Excerpts from an interface dataset

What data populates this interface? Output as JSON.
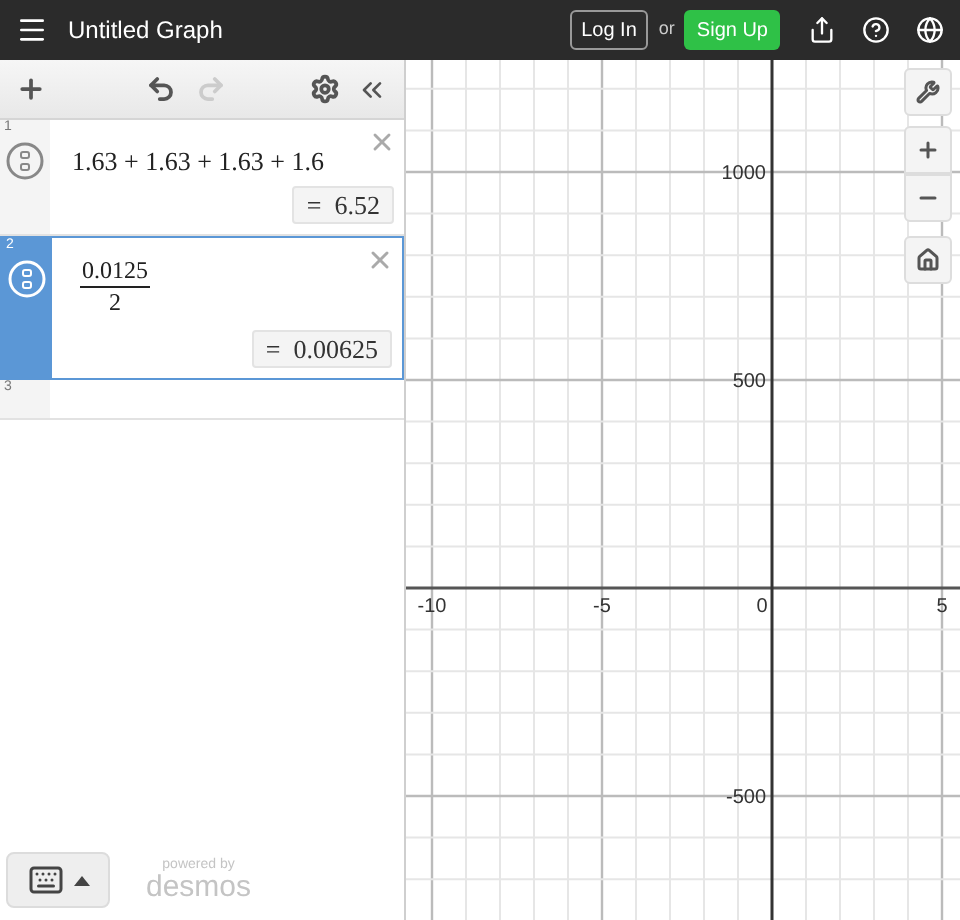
{
  "header": {
    "title": "Untitled Graph",
    "login": "Log In",
    "or": "or",
    "signup": "Sign Up"
  },
  "expressions": [
    {
      "number": "1",
      "kind": "sum",
      "text": "1.63 + 1.63 + 1.63 + 1.6",
      "result": "=  6.52",
      "selected": false
    },
    {
      "number": "2",
      "kind": "fraction",
      "numerator": "0.0125",
      "denominator": "2",
      "result": "=  0.00625",
      "selected": true
    },
    {
      "number": "3",
      "kind": "empty",
      "selected": false
    }
  ],
  "graph": {
    "x_labels": [
      "-10",
      "-5",
      "0",
      "5"
    ],
    "y_labels": [
      "1000",
      "500",
      "-500"
    ]
  },
  "footer": {
    "powered_by": "powered by",
    "brand": "desmos"
  }
}
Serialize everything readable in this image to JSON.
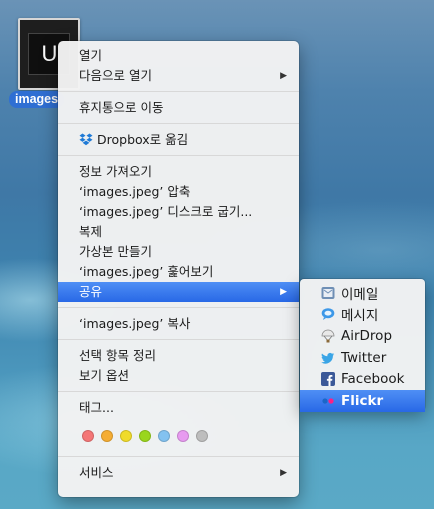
{
  "file": {
    "name": "images",
    "thumb_text": "U"
  },
  "menu": {
    "groups": [
      [
        {
          "label": "열기",
          "submenu": false
        },
        {
          "label": "다음으로 열기",
          "submenu": true
        }
      ],
      [
        {
          "label": "휴지통으로 이동",
          "submenu": false
        }
      ],
      [
        {
          "label": "Dropbox로 옮김",
          "submenu": false,
          "icon": "dropbox-icon"
        }
      ],
      [
        {
          "label": "정보 가져오기",
          "submenu": false
        },
        {
          "label": "‘images.jpeg’ 압축",
          "submenu": false
        },
        {
          "label": "‘images.jpeg’ 디스크로 굽기...",
          "submenu": false
        },
        {
          "label": "복제",
          "submenu": false
        },
        {
          "label": "가상본 만들기",
          "submenu": false
        },
        {
          "label": "‘images.jpeg’ 훑어보기",
          "submenu": false
        },
        {
          "label": "공유",
          "submenu": true,
          "highlighted": true
        }
      ],
      [
        {
          "label": "‘images.jpeg’ 복사",
          "submenu": false
        }
      ],
      [
        {
          "label": "선택 항목 정리",
          "submenu": false
        },
        {
          "label": "보기 옵션",
          "submenu": false
        }
      ]
    ],
    "tags_label": "태그...",
    "tag_colors": [
      "#f47676",
      "#f5ad33",
      "#f0db2a",
      "#9ad61d",
      "#83c2f0",
      "#e79bf0",
      "#bdbdbd"
    ],
    "services_label": "서비스"
  },
  "share_submenu": [
    {
      "label": "이메일",
      "icon": "mail-icon"
    },
    {
      "label": "메시지",
      "icon": "messages-icon"
    },
    {
      "label": "AirDrop",
      "icon": "airdrop-icon"
    },
    {
      "label": "Twitter",
      "icon": "twitter-icon"
    },
    {
      "label": "Facebook",
      "icon": "facebook-icon"
    },
    {
      "label": "Flickr",
      "icon": "flickr-icon",
      "highlighted": true
    }
  ],
  "colors": {
    "highlight": "#2f6fe8",
    "label_selection": "#2f6fd3"
  }
}
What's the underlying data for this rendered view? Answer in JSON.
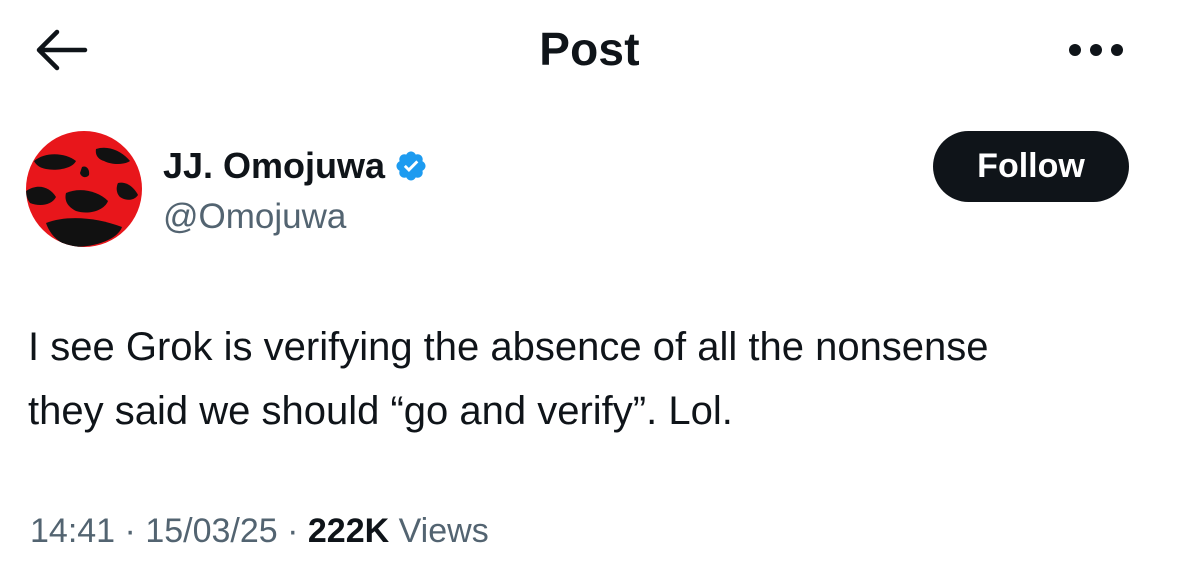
{
  "header": {
    "title": "Post",
    "back_icon": "arrow-left-icon",
    "more_icon": "more-horizontal-icon"
  },
  "author": {
    "display_name": "JJ. Omojuwa",
    "handle": "@Omojuwa",
    "verified_icon": "verified-badge-icon",
    "verified_color": "#1d9bf0",
    "avatar_colors": [
      "#e8161b",
      "#111111"
    ]
  },
  "follow_button": {
    "label": "Follow"
  },
  "tweet": {
    "line1": "I see Grok is verifying the absence of all the nonsense",
    "line2": "they said we should “go and verify”. Lol."
  },
  "meta": {
    "time": "14:41",
    "sep1": " · ",
    "date": "15/03/25",
    "sep2": " · ",
    "views_count": "222K",
    "views_label": " Views"
  },
  "colors": {
    "text": "#0f1419",
    "secondary": "#536471",
    "button_bg": "#0f1419",
    "button_text": "#ffffff"
  }
}
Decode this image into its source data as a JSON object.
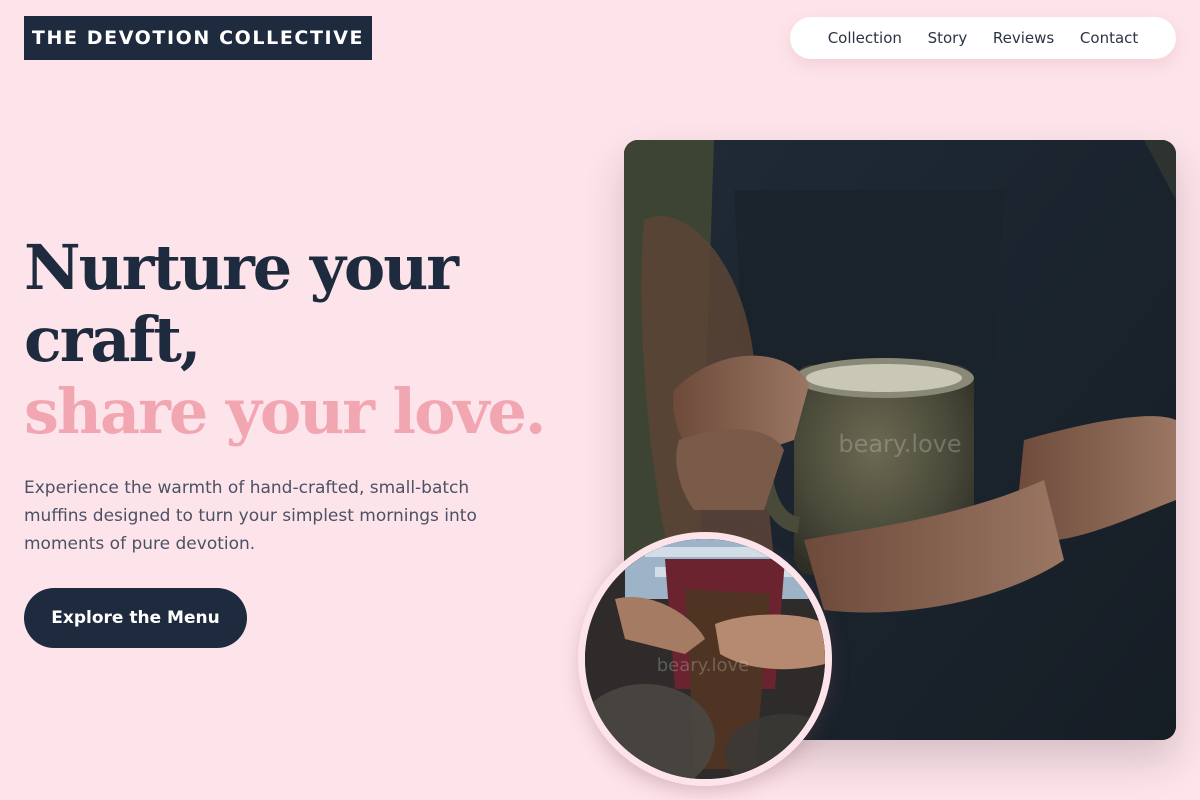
{
  "brand": {
    "logo_text": "THE DEVOTION COLLECTIVE"
  },
  "nav": {
    "items": [
      {
        "label": "Collection"
      },
      {
        "label": "Story"
      },
      {
        "label": "Reviews"
      },
      {
        "label": "Contact"
      }
    ]
  },
  "hero": {
    "headline_line1": "Nurture your",
    "headline_line2": "craft,",
    "headline_accent": "share your love.",
    "description": "Experience the warmth of hand-crafted, small-batch muffins designed to turn your simplest mornings into moments of pure devotion.",
    "cta_label": "Explore the Menu"
  },
  "images": {
    "main_watermark": "beary.love",
    "round_watermark": "beary.love"
  },
  "colors": {
    "background": "#fde4ea",
    "primary_dark": "#1e2a3d",
    "accent_pink": "#f2a6b2",
    "nav_background": "#ffffff"
  }
}
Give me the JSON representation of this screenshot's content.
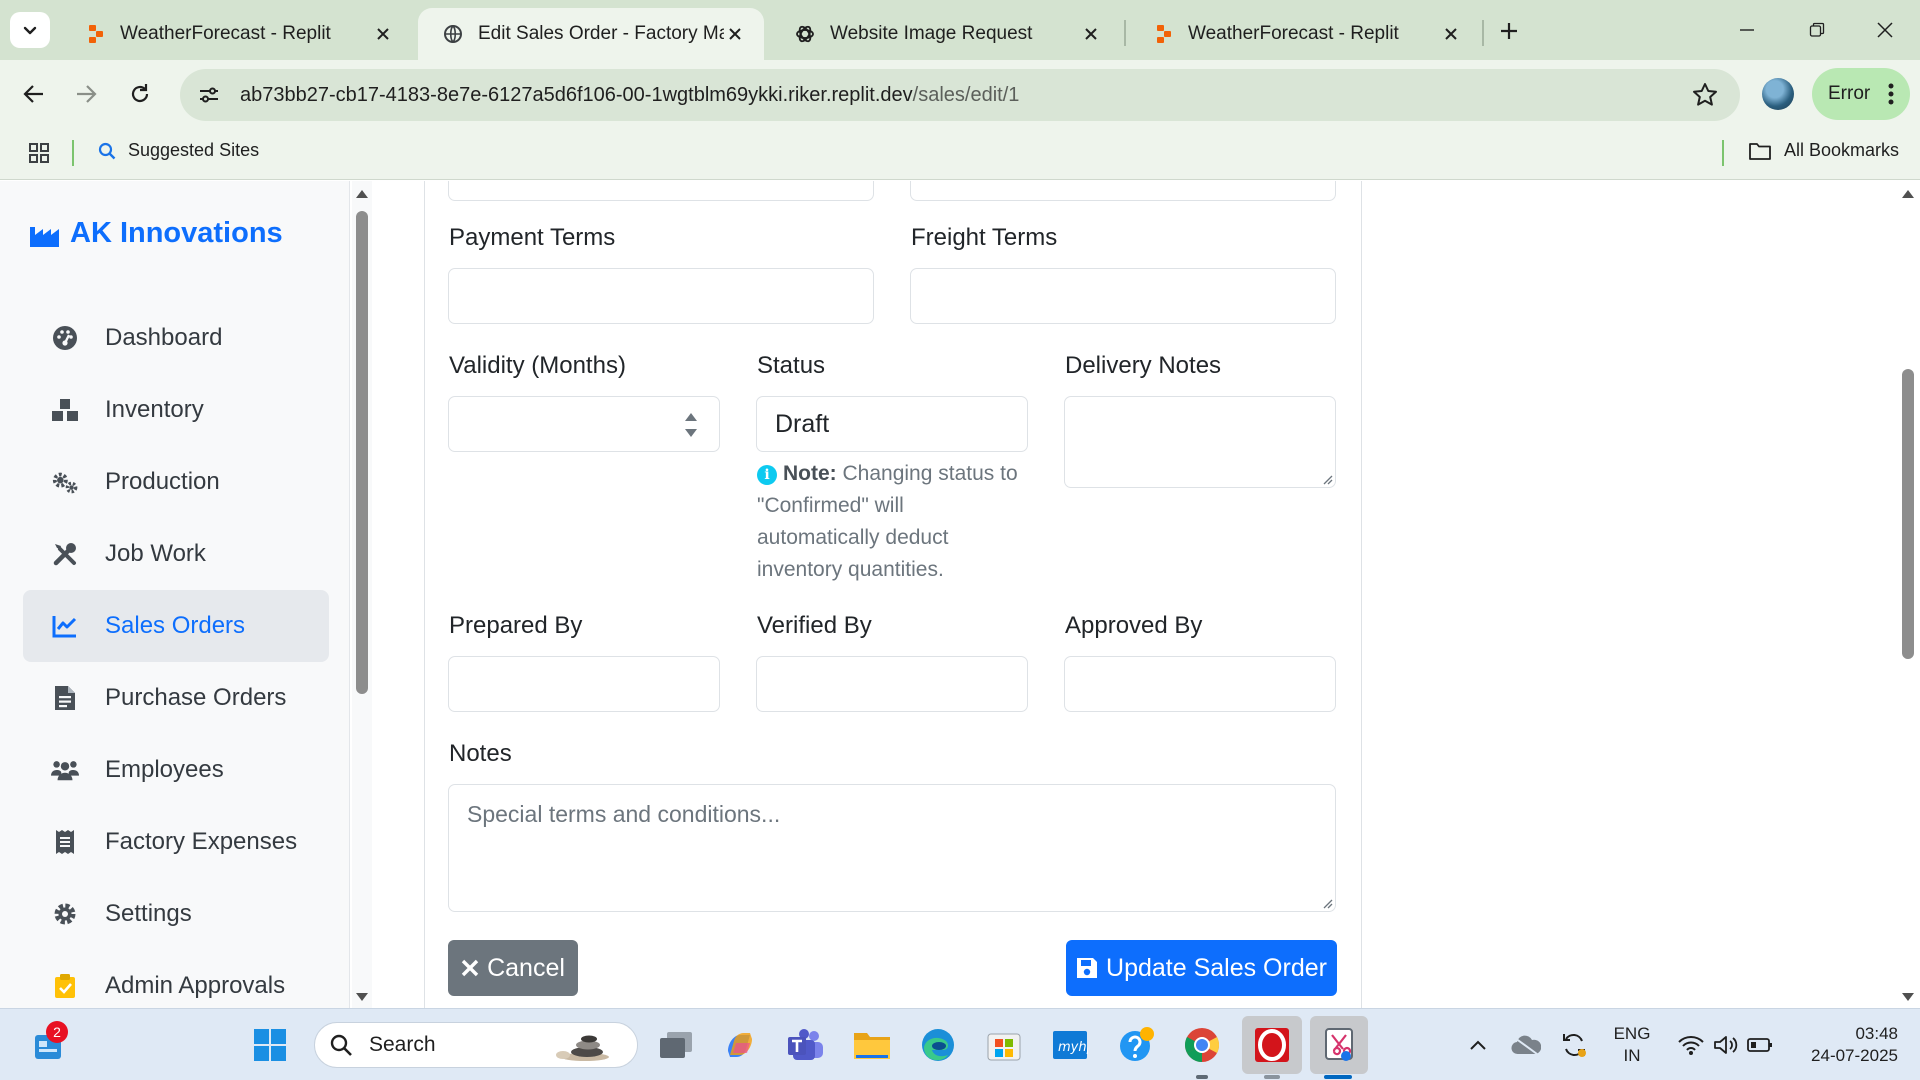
{
  "browser": {
    "tabs": [
      {
        "title": "WeatherForecast - Replit",
        "icon": "replit-favicon"
      },
      {
        "title": "Edit Sales Order - Factory Mana",
        "icon": "globe-favicon",
        "active": true
      },
      {
        "title": "Website Image Request",
        "icon": "chatgpt-favicon"
      },
      {
        "title": "WeatherForecast - Replit",
        "icon": "replit-favicon"
      }
    ],
    "url_host": "ab73bb27-cb17-4183-8e7e-6127a5d6f106-00-1wgtblm69ykki.riker.replit.dev",
    "url_path": "/sales/edit/1",
    "profile_status": "Error",
    "bookmarks": {
      "suggested": "Suggested Sites",
      "all": "All Bookmarks"
    },
    "colors": {
      "frame": "#d4e3d0",
      "toolbar": "#eef4ec",
      "error_chip": "#b9e8b3"
    }
  },
  "sidebar": {
    "brand": "AK Innovations",
    "items": [
      {
        "label": "Dashboard",
        "icon": "gauge-icon"
      },
      {
        "label": "Inventory",
        "icon": "boxes-icon"
      },
      {
        "label": "Production",
        "icon": "cogs-icon"
      },
      {
        "label": "Job Work",
        "icon": "tools-icon"
      },
      {
        "label": "Sales Orders",
        "icon": "chart-line-icon",
        "active": true
      },
      {
        "label": "Purchase Orders",
        "icon": "file-invoice-icon"
      },
      {
        "label": "Employees",
        "icon": "users-icon"
      },
      {
        "label": "Factory Expenses",
        "icon": "receipt-icon"
      },
      {
        "label": "Settings",
        "icon": "gear-icon"
      },
      {
        "label": "Admin Approvals",
        "icon": "clipboard-check-icon"
      }
    ],
    "colors": {
      "accent": "#0d6efd",
      "active_bg": "#e6e9ed"
    }
  },
  "form": {
    "payment_terms": {
      "label": "Payment Terms",
      "value": ""
    },
    "freight_terms": {
      "label": "Freight Terms",
      "value": ""
    },
    "validity": {
      "label": "Validity (Months)",
      "value": ""
    },
    "status": {
      "label": "Status",
      "value": "Draft"
    },
    "delivery_notes": {
      "label": "Delivery Notes",
      "value": ""
    },
    "status_note": {
      "prefix": "Note:",
      "text": " Changing status to \"Confirmed\" will automatically deduct inventory quantities."
    },
    "prepared_by": {
      "label": "Prepared By",
      "value": ""
    },
    "verified_by": {
      "label": "Verified By",
      "value": ""
    },
    "approved_by": {
      "label": "Approved By",
      "value": ""
    },
    "notes": {
      "label": "Notes",
      "placeholder": "Special terms and conditions..."
    },
    "cancel_label": "Cancel",
    "submit_label": "Update Sales Order",
    "colors": {
      "primary": "#0d6efd",
      "secondary": "#6c757d",
      "info": "#0dcaf0"
    }
  },
  "taskbar": {
    "notification_count": "2",
    "search_placeholder": "Search",
    "apps": [
      "windows-start",
      "task-view",
      "copilot",
      "teams",
      "file-explorer",
      "edge",
      "microsoft-store",
      "myhp",
      "get-help",
      "chrome",
      "opera",
      "snipping-tool"
    ],
    "language": "ENG",
    "region": "IN",
    "time": "03:48",
    "date": "24-07-2025"
  }
}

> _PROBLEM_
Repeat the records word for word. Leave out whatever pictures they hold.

> _SOLUTION TO THIS EXERCISE_
What data populates this interface? Output as JSON.
{
  "header": {
    "title": "Untitled Graph",
    "login": "Log In",
    "or": "or",
    "signup": "Sign Up"
  },
  "expressions": [
    {
      "number": "1",
      "kind": "sum",
      "text": "1.63 + 1.63 + 1.63 + 1.6",
      "result": "=  6.52",
      "selected": false
    },
    {
      "number": "2",
      "kind": "fraction",
      "numerator": "0.0125",
      "denominator": "2",
      "result": "=  0.00625",
      "selected": true
    },
    {
      "number": "3",
      "kind": "empty",
      "selected": false
    }
  ],
  "graph": {
    "x_labels": [
      "-10",
      "-5",
      "0",
      "5"
    ],
    "y_labels": [
      "1000",
      "500",
      "-500"
    ]
  },
  "footer": {
    "powered_by": "powered by",
    "brand": "desmos"
  }
}
Serialize everything readable in this image to JSON.
{
  "file": {
    "name": "images",
    "thumb_text": "U"
  },
  "menu": {
    "groups": [
      [
        {
          "label": "열기",
          "submenu": false
        },
        {
          "label": "다음으로 열기",
          "submenu": true
        }
      ],
      [
        {
          "label": "휴지통으로 이동",
          "submenu": false
        }
      ],
      [
        {
          "label": "Dropbox로 옮김",
          "submenu": false,
          "icon": "dropbox-icon"
        }
      ],
      [
        {
          "label": "정보 가져오기",
          "submenu": false
        },
        {
          "label": "‘images.jpeg’ 압축",
          "submenu": false
        },
        {
          "label": "‘images.jpeg’ 디스크로 굽기...",
          "submenu": false
        },
        {
          "label": "복제",
          "submenu": false
        },
        {
          "label": "가상본 만들기",
          "submenu": false
        },
        {
          "label": "‘images.jpeg’ 훑어보기",
          "submenu": false
        },
        {
          "label": "공유",
          "submenu": true,
          "highlighted": true
        }
      ],
      [
        {
          "label": "‘images.jpeg’ 복사",
          "submenu": false
        }
      ],
      [
        {
          "label": "선택 항목 정리",
          "submenu": false
        },
        {
          "label": "보기 옵션",
          "submenu": false
        }
      ]
    ],
    "tags_label": "태그...",
    "tag_colors": [
      "#f47676",
      "#f5ad33",
      "#f0db2a",
      "#9ad61d",
      "#83c2f0",
      "#e79bf0",
      "#bdbdbd"
    ],
    "services_label": "서비스"
  },
  "share_submenu": [
    {
      "label": "이메일",
      "icon": "mail-icon"
    },
    {
      "label": "메시지",
      "icon": "messages-icon"
    },
    {
      "label": "AirDrop",
      "icon": "airdrop-icon"
    },
    {
      "label": "Twitter",
      "icon": "twitter-icon"
    },
    {
      "label": "Facebook",
      "icon": "facebook-icon"
    },
    {
      "label": "Flickr",
      "icon": "flickr-icon",
      "highlighted": true
    }
  ],
  "colors": {
    "highlight": "#2f6fe8",
    "label_selection": "#2f6fd3"
  }
}
What's the underlying data for this rendered view? Answer in JSON.
{
  "header": {
    "title": "Post",
    "back_icon": "arrow-left-icon",
    "more_icon": "more-horizontal-icon"
  },
  "author": {
    "display_name": "JJ. Omojuwa",
    "handle": "@Omojuwa",
    "verified_icon": "verified-badge-icon",
    "verified_color": "#1d9bf0",
    "avatar_colors": [
      "#e8161b",
      "#111111"
    ]
  },
  "follow_button": {
    "label": "Follow"
  },
  "tweet": {
    "line1": "I see Grok is verifying the absence of all the nonsense",
    "line2": "they said we should “go and verify”. Lol."
  },
  "meta": {
    "time": "14:41",
    "sep1": " · ",
    "date": "15/03/25",
    "sep2": " · ",
    "views_count": "222K",
    "views_label": " Views"
  },
  "colors": {
    "text": "#0f1419",
    "secondary": "#536471",
    "button_bg": "#0f1419",
    "button_text": "#ffffff"
  }
}
Decode this image into its source data as a JSON object.
{
  "brand": {
    "logo_text": "THE DEVOTION COLLECTIVE"
  },
  "nav": {
    "items": [
      {
        "label": "Collection"
      },
      {
        "label": "Story"
      },
      {
        "label": "Reviews"
      },
      {
        "label": "Contact"
      }
    ]
  },
  "hero": {
    "headline_line1": "Nurture your",
    "headline_line2": "craft,",
    "headline_accent": "share your love.",
    "description": "Experience the warmth of hand-crafted, small-batch muffins designed to turn your simplest mornings into moments of pure devotion.",
    "cta_label": "Explore the Menu"
  },
  "images": {
    "main_watermark": "beary.love",
    "round_watermark": "beary.love"
  },
  "colors": {
    "background": "#fde4ea",
    "primary_dark": "#1e2a3d",
    "accent_pink": "#f2a6b2",
    "nav_background": "#ffffff"
  }
}
Give me the JSON representation of this screenshot's content.
{
  "browser": {
    "tabs": [
      {
        "title": "WeatherForecast - Replit",
        "icon": "replit-favicon"
      },
      {
        "title": "Edit Sales Order - Factory Mana",
        "icon": "globe-favicon",
        "active": true
      },
      {
        "title": "Website Image Request",
        "icon": "chatgpt-favicon"
      },
      {
        "title": "WeatherForecast - Replit",
        "icon": "replit-favicon"
      }
    ],
    "url_host": "ab73bb27-cb17-4183-8e7e-6127a5d6f106-00-1wgtblm69ykki.riker.replit.dev",
    "url_path": "/sales/edit/1",
    "profile_status": "Error",
    "bookmarks": {
      "suggested": "Suggested Sites",
      "all": "All Bookmarks"
    },
    "colors": {
      "frame": "#d4e3d0",
      "toolbar": "#eef4ec",
      "error_chip": "#b9e8b3"
    }
  },
  "sidebar": {
    "brand": "AK Innovations",
    "items": [
      {
        "label": "Dashboard",
        "icon": "gauge-icon"
      },
      {
        "label": "Inventory",
        "icon": "boxes-icon"
      },
      {
        "label": "Production",
        "icon": "cogs-icon"
      },
      {
        "label": "Job Work",
        "icon": "tools-icon"
      },
      {
        "label": "Sales Orders",
        "icon": "chart-line-icon",
        "active": true
      },
      {
        "label": "Purchase Orders",
        "icon": "file-invoice-icon"
      },
      {
        "label": "Employees",
        "icon": "users-icon"
      },
      {
        "label": "Factory Expenses",
        "icon": "receipt-icon"
      },
      {
        "label": "Settings",
        "icon": "gear-icon"
      },
      {
        "label": "Admin Approvals",
        "icon": "clipboard-check-icon"
      }
    ],
    "colors": {
      "accent": "#0d6efd",
      "active_bg": "#e6e9ed"
    }
  },
  "form": {
    "payment_terms": {
      "label": "Payment Terms",
      "value": ""
    },
    "freight_terms": {
      "label": "Freight Terms",
      "value": ""
    },
    "validity": {
      "label": "Validity (Months)",
      "value": ""
    },
    "status": {
      "label": "Status",
      "value": "Draft"
    },
    "delivery_notes": {
      "label": "Delivery Notes",
      "value": ""
    },
    "status_note": {
      "prefix": "Note:",
      "text": " Changing status to \"Confirmed\" will automatically deduct inventory quantities."
    },
    "prepared_by": {
      "label": "Prepared By",
      "value": ""
    },
    "verified_by": {
      "label": "Verified By",
      "value": ""
    },
    "approved_by": {
      "label": "Approved By",
      "value": ""
    },
    "notes": {
      "label": "Notes",
      "placeholder": "Special terms and conditions..."
    },
    "cancel_label": "Cancel",
    "submit_label": "Update Sales Order",
    "colors": {
      "primary": "#0d6efd",
      "secondary": "#6c757d",
      "info": "#0dcaf0"
    }
  },
  "taskbar": {
    "notification_count": "2",
    "search_placeholder": "Search",
    "apps": [
      "windows-start",
      "task-view",
      "copilot",
      "teams",
      "file-explorer",
      "edge",
      "microsoft-store",
      "myhp",
      "get-help",
      "chrome",
      "opera",
      "snipping-tool"
    ],
    "language": "ENG",
    "region": "IN",
    "time": "03:48",
    "date": "24-07-2025"
  }
}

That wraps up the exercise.